TASK ITEM
The expected output is each line below containing "name", copied in full.

Source records
┏━━

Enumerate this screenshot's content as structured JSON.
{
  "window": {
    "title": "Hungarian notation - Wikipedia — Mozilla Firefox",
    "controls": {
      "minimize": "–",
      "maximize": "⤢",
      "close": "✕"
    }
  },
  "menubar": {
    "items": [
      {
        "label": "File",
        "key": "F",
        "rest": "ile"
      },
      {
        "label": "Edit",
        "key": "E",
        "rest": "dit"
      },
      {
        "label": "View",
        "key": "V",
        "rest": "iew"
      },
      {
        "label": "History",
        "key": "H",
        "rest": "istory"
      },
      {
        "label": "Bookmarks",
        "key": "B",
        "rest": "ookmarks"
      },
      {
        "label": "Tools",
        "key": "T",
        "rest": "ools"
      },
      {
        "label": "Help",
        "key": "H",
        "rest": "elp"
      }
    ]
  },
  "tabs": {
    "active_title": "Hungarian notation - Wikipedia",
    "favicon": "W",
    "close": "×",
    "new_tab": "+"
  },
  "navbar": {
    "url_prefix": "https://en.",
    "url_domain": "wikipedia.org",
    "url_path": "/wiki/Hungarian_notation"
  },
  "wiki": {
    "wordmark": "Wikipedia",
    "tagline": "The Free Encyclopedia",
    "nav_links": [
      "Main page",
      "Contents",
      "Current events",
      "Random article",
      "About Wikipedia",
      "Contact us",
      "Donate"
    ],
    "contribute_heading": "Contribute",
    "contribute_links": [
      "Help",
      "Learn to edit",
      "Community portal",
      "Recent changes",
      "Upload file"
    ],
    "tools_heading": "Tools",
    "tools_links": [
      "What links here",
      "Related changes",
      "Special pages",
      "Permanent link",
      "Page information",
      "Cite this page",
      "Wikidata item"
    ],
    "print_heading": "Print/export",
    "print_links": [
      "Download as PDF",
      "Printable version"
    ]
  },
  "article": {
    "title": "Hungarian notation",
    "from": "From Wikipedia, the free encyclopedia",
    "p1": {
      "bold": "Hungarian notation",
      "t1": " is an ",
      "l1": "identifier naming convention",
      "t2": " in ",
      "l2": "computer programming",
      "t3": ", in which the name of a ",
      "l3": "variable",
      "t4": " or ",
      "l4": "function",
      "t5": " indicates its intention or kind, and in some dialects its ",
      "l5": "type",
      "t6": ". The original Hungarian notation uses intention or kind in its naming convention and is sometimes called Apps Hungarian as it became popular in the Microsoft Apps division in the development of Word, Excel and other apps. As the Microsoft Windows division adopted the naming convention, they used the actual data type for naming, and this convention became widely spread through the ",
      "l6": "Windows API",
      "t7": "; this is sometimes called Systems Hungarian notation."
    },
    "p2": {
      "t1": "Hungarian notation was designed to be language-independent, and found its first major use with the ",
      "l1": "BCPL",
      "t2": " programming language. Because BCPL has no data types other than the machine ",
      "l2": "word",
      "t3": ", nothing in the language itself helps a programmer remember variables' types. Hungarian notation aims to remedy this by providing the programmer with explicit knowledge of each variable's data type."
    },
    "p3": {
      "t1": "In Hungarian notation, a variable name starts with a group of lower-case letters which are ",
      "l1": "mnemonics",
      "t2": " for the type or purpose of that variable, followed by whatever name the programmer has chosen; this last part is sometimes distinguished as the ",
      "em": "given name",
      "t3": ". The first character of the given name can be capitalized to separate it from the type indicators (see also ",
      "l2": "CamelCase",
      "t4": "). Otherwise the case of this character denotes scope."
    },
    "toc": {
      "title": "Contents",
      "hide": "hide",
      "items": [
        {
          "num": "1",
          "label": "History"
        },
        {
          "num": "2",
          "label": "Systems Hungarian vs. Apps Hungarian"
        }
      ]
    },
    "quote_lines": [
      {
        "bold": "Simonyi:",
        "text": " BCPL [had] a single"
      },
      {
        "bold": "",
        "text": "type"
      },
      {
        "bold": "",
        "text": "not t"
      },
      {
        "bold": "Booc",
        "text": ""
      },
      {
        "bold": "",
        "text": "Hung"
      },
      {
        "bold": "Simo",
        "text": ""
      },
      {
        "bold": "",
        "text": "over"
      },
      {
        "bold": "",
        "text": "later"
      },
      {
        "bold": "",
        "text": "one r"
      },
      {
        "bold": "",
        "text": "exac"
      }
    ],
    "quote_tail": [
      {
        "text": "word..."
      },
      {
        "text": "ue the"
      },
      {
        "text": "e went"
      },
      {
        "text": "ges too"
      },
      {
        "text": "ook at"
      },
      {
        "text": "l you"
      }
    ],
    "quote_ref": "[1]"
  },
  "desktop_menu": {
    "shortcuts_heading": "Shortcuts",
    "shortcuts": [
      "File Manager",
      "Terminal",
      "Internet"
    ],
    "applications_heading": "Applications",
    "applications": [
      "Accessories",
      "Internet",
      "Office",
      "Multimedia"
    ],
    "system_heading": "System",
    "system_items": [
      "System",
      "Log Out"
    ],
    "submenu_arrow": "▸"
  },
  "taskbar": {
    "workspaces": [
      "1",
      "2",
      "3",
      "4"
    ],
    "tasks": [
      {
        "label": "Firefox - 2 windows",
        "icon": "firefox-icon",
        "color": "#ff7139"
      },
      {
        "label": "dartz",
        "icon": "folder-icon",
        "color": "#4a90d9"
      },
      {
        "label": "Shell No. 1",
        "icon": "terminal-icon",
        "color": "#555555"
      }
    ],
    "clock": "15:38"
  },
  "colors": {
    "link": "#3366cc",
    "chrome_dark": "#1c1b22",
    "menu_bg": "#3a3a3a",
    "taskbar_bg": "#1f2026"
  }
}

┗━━

EXERCISE ANSWER
      "t3": ", in which the name of a ",
      "t1": "In Hungarian notation, a variable name starts with a group of lower-case letters which are ",
      "t2": " for the type or purpose of that variable, followed by whatever name the programmer has chosen; this last part is sometimes distinguished as the ",
      "em": "given name",
      "t3": ". The first character of the given name can be capitalized to separate it from the type indicators (see also ",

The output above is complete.